» **RECORDS TO USE**
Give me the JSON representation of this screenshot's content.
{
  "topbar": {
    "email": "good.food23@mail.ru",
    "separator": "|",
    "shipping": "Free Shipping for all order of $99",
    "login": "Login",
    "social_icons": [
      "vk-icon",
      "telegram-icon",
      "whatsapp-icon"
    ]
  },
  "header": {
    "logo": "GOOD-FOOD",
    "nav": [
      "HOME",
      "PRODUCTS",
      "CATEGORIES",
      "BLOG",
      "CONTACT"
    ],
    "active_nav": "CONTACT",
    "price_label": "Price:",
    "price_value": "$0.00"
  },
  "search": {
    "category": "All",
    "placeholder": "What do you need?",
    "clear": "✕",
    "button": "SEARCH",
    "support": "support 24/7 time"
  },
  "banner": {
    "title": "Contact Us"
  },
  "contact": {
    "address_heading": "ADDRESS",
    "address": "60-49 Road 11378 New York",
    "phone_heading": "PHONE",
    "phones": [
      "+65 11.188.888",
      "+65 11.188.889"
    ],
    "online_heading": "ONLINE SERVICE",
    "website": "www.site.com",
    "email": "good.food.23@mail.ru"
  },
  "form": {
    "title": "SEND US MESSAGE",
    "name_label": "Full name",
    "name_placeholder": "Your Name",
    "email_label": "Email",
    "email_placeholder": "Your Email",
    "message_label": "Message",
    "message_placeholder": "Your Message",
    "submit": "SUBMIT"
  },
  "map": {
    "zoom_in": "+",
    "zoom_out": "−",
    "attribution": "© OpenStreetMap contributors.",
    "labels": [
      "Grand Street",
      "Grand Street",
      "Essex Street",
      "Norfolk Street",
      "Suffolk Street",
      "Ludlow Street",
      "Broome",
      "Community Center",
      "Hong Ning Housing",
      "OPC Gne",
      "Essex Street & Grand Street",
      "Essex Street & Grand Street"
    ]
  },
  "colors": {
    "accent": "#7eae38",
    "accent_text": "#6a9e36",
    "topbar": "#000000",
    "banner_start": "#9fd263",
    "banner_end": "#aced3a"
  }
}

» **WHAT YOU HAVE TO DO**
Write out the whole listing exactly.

» **SOLVED PROBLEM**
Give me the JSON representation of this screenshot's content.
{
  "topbar": {
    "email": "good.food23@mail.ru",
    "separator": "|",
    "shipping": "Free Shipping for all order of $99",
    "login": "Login",
    "social_icons": [
      "vk-icon",
      "telegram-icon",
      "whatsapp-icon"
    ]
  },
  "header": {
    "logo": "GOOD-FOOD",
    "nav": [
      "HOME",
      "PRODUCTS",
      "CATEGORIES",
      "BLOG",
      "CONTACT"
    ],
    "active_nav": "CONTACT",
    "price_label": "Price:",
    "price_value": "$0.00"
  },
  "search": {
    "category": "All",
    "placeholder": "What do you need?",
    "clear": "✕",
    "button": "SEARCH",
    "support": "support 24/7 time"
  },
  "banner": {
    "title": "Contact Us"
  },
  "contact": {
    "address_heading": "ADDRESS",
    "address": "60-49 Road 11378 New York",
    "phone_heading": "PHONE",
    "phones": [
      "+65 11.188.888",
      "+65 11.188.889"
    ],
    "online_heading": "ONLINE SERVICE",
    "website": "www.site.com",
    "email": "good.food.23@mail.ru"
  },
  "form": {
    "title": "SEND US MESSAGE",
    "name_label": "Full name",
    "name_placeholder": "Your Name",
    "email_label": "Email",
    "email_placeholder": "Your Email",
    "message_label": "Message",
    "message_placeholder": "Your Message",
    "submit": "SUBMIT"
  },
  "map": {
    "zoom_in": "+",
    "zoom_out": "−",
    "attribution": "© OpenStreetMap contributors.",
    "labels": [
      "Grand Street",
      "Grand Street",
      "Essex Street",
      "Norfolk Street",
      "Suffolk Street",
      "Ludlow Street",
      "Broome",
      "Community Center",
      "Hong Ning Housing",
      "OPC Gne",
      "Essex Street & Grand Street",
      "Essex Street & Grand Street"
    ]
  },
  "colors": {
    "accent": "#7eae38",
    "accent_text": "#6a9e36",
    "topbar": "#000000",
    "banner_start": "#9fd263",
    "banner_end": "#aced3a"
  }
}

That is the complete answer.